  1. Focus on Today before Worrying about Tomorrow. Do you know how you climb a mountain? Easy: one step at a time. The Cavaliers couldn’t win three games in one night. Not even two. To achieve such a comeback, they needed to only win Game 5. And then Game 6. And then Game 7. A monumental task may not be accomplished in one day, but breaking it up and achieving small goals toward your overall victory makes it not only manageable, but achievable.
  1. Let the Haters Hate. When you’re anointed “The Chosen One” and do yourself no favors by referring to yourself as “The King,” as James has done, criticism and scrutiny are sure to follow.

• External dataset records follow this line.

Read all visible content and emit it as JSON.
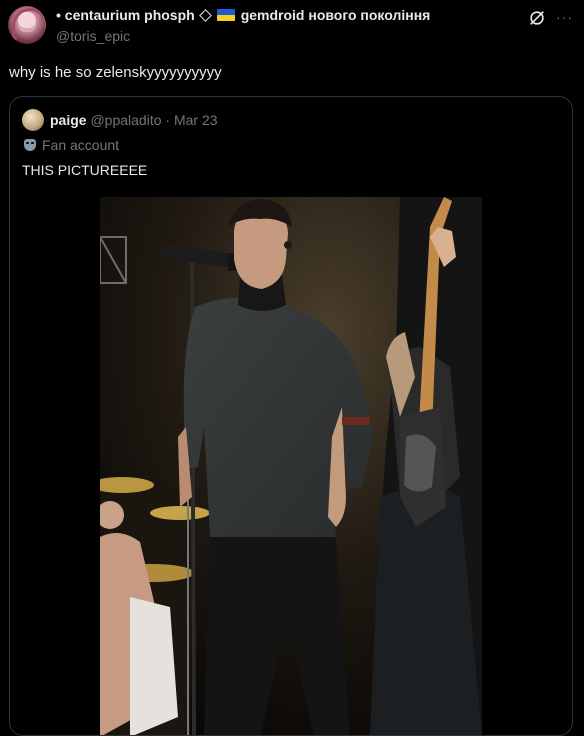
{
  "author": {
    "name_prefix": "• centaurium phosph",
    "name_suffix": "gemdroid нового покоління",
    "handle": "@toris_epic"
  },
  "post": {
    "text": "why is he so zelenskyyyyyyyyyy"
  },
  "quoted": {
    "name": "paige",
    "meta": "@ppaladito · Mar 23",
    "label": "Fan account",
    "text": "THIS PICTUREEEE"
  },
  "icons": {
    "grok": "grok-icon",
    "more": "more-icon",
    "flag": "ukraine-flag-icon",
    "mask": "mask-icon"
  },
  "colors": {
    "background": "#000000",
    "text_primary": "#e7e9ea",
    "text_secondary": "#71767b",
    "border": "#2f3336",
    "flag_blue": "#1f5bd6",
    "flag_yellow": "#f7d21a"
  }
}
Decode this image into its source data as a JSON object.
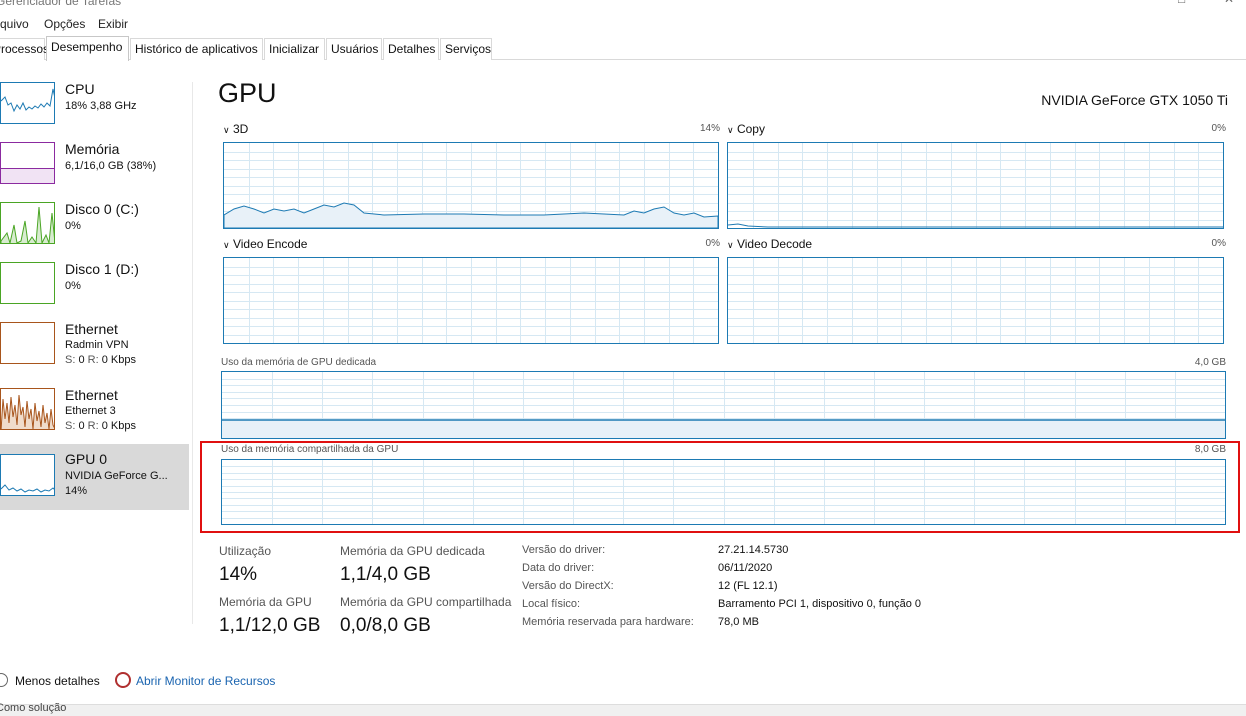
{
  "window": {
    "title": "Gerenciador de Tarefas"
  },
  "menu": {
    "arquivo": "Arquivo",
    "opcoes": "Opções",
    "exibir": "Exibir"
  },
  "tabs": [
    "Processos",
    "Desempenho",
    "Histórico de aplicativos",
    "Inicializar",
    "Usuários",
    "Detalhes",
    "Serviços"
  ],
  "sidebar": {
    "cpu": {
      "name": "CPU",
      "sub": "18%  3,88 GHz",
      "color": "#1d7ab3"
    },
    "memory": {
      "name": "Memória",
      "sub": "6,1/16,0 GB (38%)",
      "color": "#8b2aa0"
    },
    "disk0": {
      "name": "Disco 0 (C:)",
      "sub": "0%",
      "color": "#4aa524"
    },
    "disk1": {
      "name": "Disco 1 (D:)",
      "sub": "0%",
      "color": "#4aa524"
    },
    "eth1": {
      "name": "Ethernet",
      "adapter": "Radmin VPN",
      "s_label": "S:",
      "s_value": "0",
      "r_label": "R:",
      "r_value": "0 Kbps",
      "color": "#a8551c"
    },
    "eth2": {
      "name": "Ethernet",
      "adapter": "Ethernet 3",
      "s_label": "S:",
      "s_value": "0",
      "r_label": "R:",
      "r_value": "0 Kbps",
      "color": "#a8551c"
    },
    "gpu0": {
      "name": "GPU 0",
      "model": "NVIDIA GeForce G...",
      "pct": "14%",
      "color": "#1d7ab3"
    }
  },
  "main": {
    "title": "GPU",
    "model": "NVIDIA GeForce GTX 1050 Ti",
    "engines": [
      {
        "name": "3D",
        "pct": "14%"
      },
      {
        "name": "Copy",
        "pct": "0%"
      },
      {
        "name": "Video Encode",
        "pct": "0%"
      },
      {
        "name": "Video Decode",
        "pct": "0%"
      }
    ],
    "dedicated_mem": {
      "label": "Uso da memória de GPU dedicada",
      "max": "4,0 GB"
    },
    "shared_mem": {
      "label": "Uso da memória compartilhada da GPU",
      "max": "8,0 GB"
    }
  },
  "stats": {
    "utilization": {
      "label": "Utilização",
      "value": "14%"
    },
    "dedicated": {
      "label": "Memória da GPU dedicada",
      "value": "1,1/4,0 GB"
    },
    "gpu_memory": {
      "label": "Memória da GPU",
      "value": "1,1/12,0 GB"
    },
    "shared": {
      "label": "Memória da GPU compartilhada",
      "value": "0,0/8,0 GB"
    }
  },
  "properties": [
    {
      "label": "Versão do driver:",
      "value": "27.21.14.5730"
    },
    {
      "label": "Data do driver:",
      "value": "06/11/2020"
    },
    {
      "label": "Versão do DirectX:",
      "value": "12 (FL 12.1)"
    },
    {
      "label": "Local físico:",
      "value": "Barramento PCI 1, dispositivo 0, função 0"
    },
    {
      "label": "Memória reservada para hardware:",
      "value": "78,0 MB"
    }
  ],
  "footer": {
    "fewer_details": "Menos detalhes",
    "resource_monitor": "Abrir Monitor de Recursos"
  },
  "taskbar": {
    "text": "Como solução"
  },
  "accent": {
    "gpu_blue": "#1d7ab3",
    "highlight_red": "#e01010"
  }
}
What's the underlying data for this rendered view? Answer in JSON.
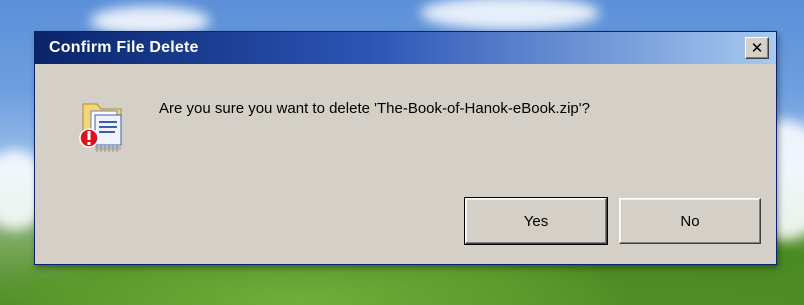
{
  "dialog": {
    "title": "Confirm File Delete",
    "close_glyph": "✕",
    "message": "Are you sure you want to delete 'The-Book-of-Hanok-eBook.zip'?",
    "icon": "delete-file-warning-icon",
    "buttons": {
      "yes_label": "Yes",
      "no_label": "No"
    }
  },
  "colors": {
    "titlebar_start": "#0a246a",
    "titlebar_end": "#a6caf0",
    "window_face": "#d4d0c8",
    "warning_red": "#e0101a"
  }
}
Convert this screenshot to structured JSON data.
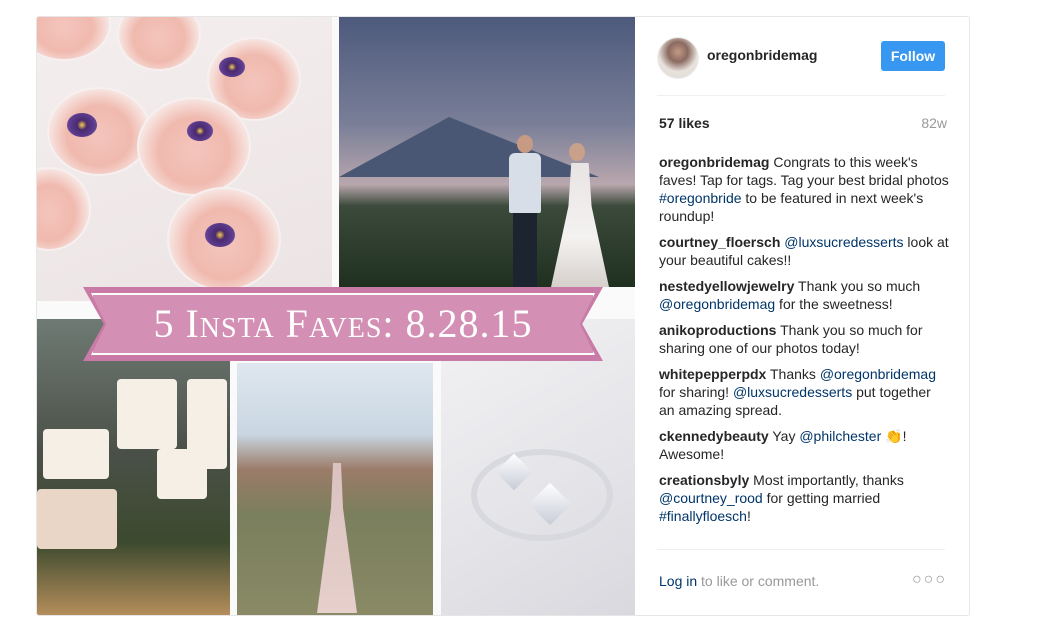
{
  "post": {
    "banner_text": "5 Insta Faves: 8.28.15"
  },
  "header": {
    "username": "oregonbridemag",
    "follow_label": "Follow"
  },
  "stats": {
    "likes": "57 likes",
    "age": "82w"
  },
  "comments": [
    {
      "user": "oregonbridemag",
      "parts": [
        {
          "t": "Congrats to this week's faves! Tap for tags. Tag your best bridal photos "
        },
        {
          "l": "#oregonbride"
        },
        {
          "t": " to be featured in next week's roundup!"
        }
      ]
    },
    {
      "user": "courtney_floersch",
      "parts": [
        {
          "l": "@luxsucredesserts"
        },
        {
          "t": " look at your beautiful cakes!!"
        }
      ]
    },
    {
      "user": "nestedyellowjewelry",
      "parts": [
        {
          "t": "Thank you so much "
        },
        {
          "l": "@oregonbridemag"
        },
        {
          "t": " for the sweetness!"
        }
      ]
    },
    {
      "user": "anikoproductions",
      "parts": [
        {
          "t": "Thank you so much for sharing one of our photos today!"
        }
      ]
    },
    {
      "user": "whitepepperpdx",
      "parts": [
        {
          "t": "Thanks "
        },
        {
          "l": "@oregonbridemag"
        },
        {
          "t": " for sharing! "
        },
        {
          "l": "@luxsucredesserts"
        },
        {
          "t": " put together an amazing spread."
        }
      ]
    },
    {
      "user": "ckennedybeauty",
      "parts": [
        {
          "t": "Yay "
        },
        {
          "l": "@philchester"
        },
        {
          "t": " 👏! Awesome!"
        }
      ]
    },
    {
      "user": "creationsbyly",
      "parts": [
        {
          "t": "Most importantly, thanks "
        },
        {
          "l": "@courtney_rood"
        },
        {
          "t": " for getting married "
        },
        {
          "l": "#finallyfloesch"
        },
        {
          "t": "!"
        }
      ]
    }
  ],
  "footer": {
    "login_label": "Log in",
    "login_suffix": " to like or comment.",
    "more_label": "○○○"
  },
  "colors": {
    "follow": "#3897f0",
    "link": "#003569",
    "banner": "#d38fb4"
  }
}
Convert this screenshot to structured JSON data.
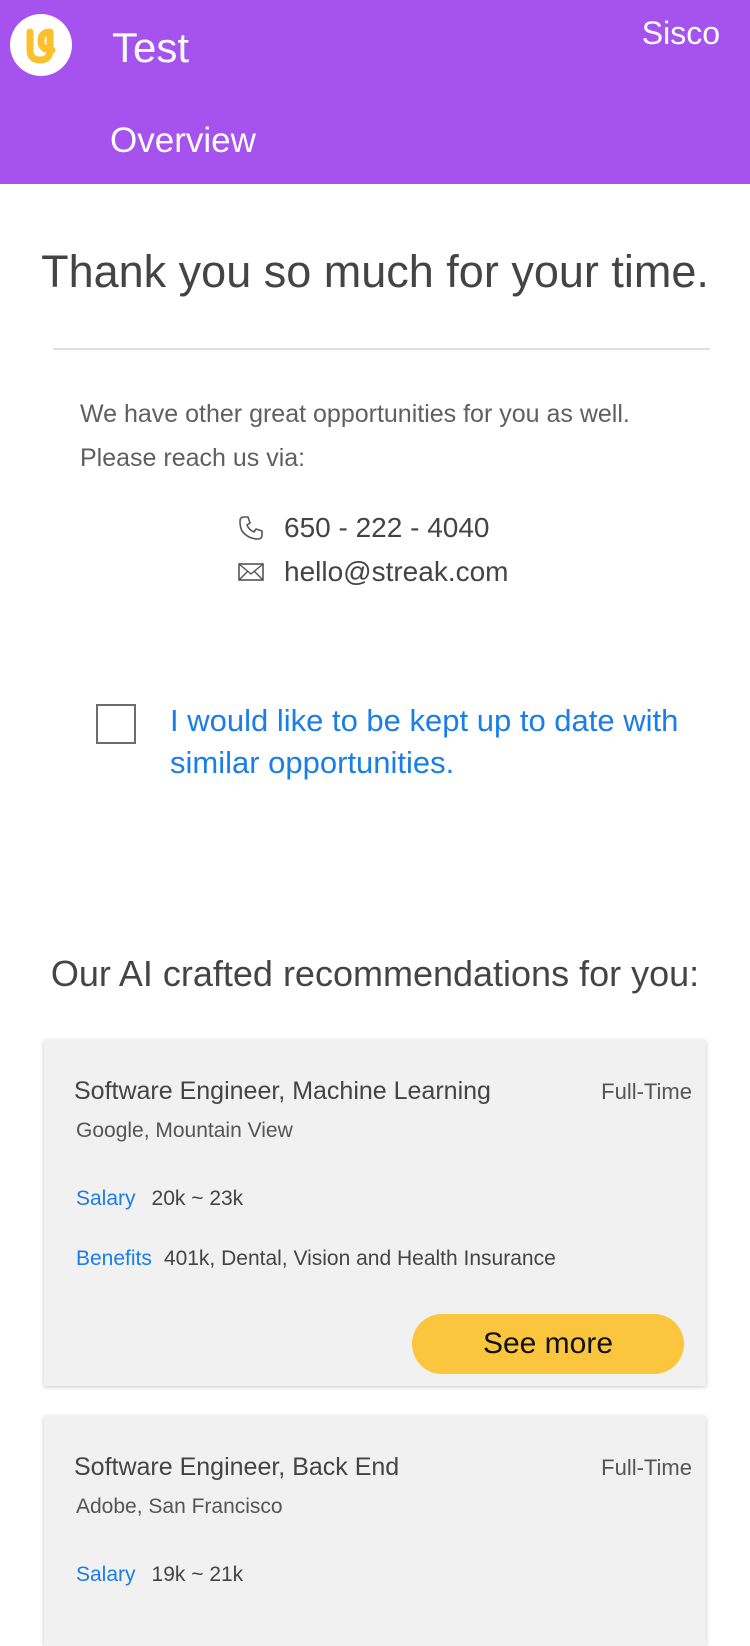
{
  "header": {
    "app_title": "Test",
    "user_name": "Sisco",
    "tab_label": "Overview",
    "brand_color": "#a652ef",
    "logo_icon": "brand-logo-icon"
  },
  "thank_you": {
    "heading": "Thank you so much for your time.",
    "intro_line1": "We have other great opportunities for you as well.",
    "intro_line2": "Please reach us via:"
  },
  "contact": {
    "phone": "650 - 222 - 4040",
    "phone_icon": "phone-icon",
    "email": "hello@streak.com",
    "email_icon": "email-icon"
  },
  "optin": {
    "checked": false,
    "label": "I would like to be kept up to date with similar opportunities.",
    "accent_color": "#1a7ee8"
  },
  "recommendations": {
    "title": "Our AI crafted recommendations for you:",
    "salary_label": "Salary",
    "benefits_label": "Benefits",
    "see_more_label": "See more",
    "button_color": "#fbc53d",
    "jobs": [
      {
        "title": "Software Engineer, Machine Learning",
        "type": "Full-Time",
        "company": "Google, Mountain View",
        "salary": "20k ~ 23k",
        "benefits": "401k, Dental, Vision and Health Insurance"
      },
      {
        "title": "Software Engineer, Back End",
        "type": "Full-Time",
        "company": "Adobe, San Francisco",
        "salary": "19k ~ 21k"
      }
    ]
  }
}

Even when you try your best or do your best, others will compare you to others, not acknowledge your achievements, or even simply refuse to like you.One of the toughest parts of leading is realizing not everyone is going to like or agree with you. But leading isn’t about being liked. It’s about staying true to what you believe is right; the plan you have put in place, the people on your team, and the small victories on your way to your overall goal. Like James, block out the noise and focus on the vision. In the end, you’ll be the one smiling – or crying with tears of joy – at what you’ve accomplished.

 

*Many chastised LeBron (including me) for announcing that he was “taking his talents to Miami” in a televised spectacle that riled many, especially those in Cleveland. However, what many sometimes forget (including me) is that this “horrible PR move” still raised $2.5 million for the Boys and Girls club of Greenwich, Conn. If only all of our worst PR moves were still so charitable.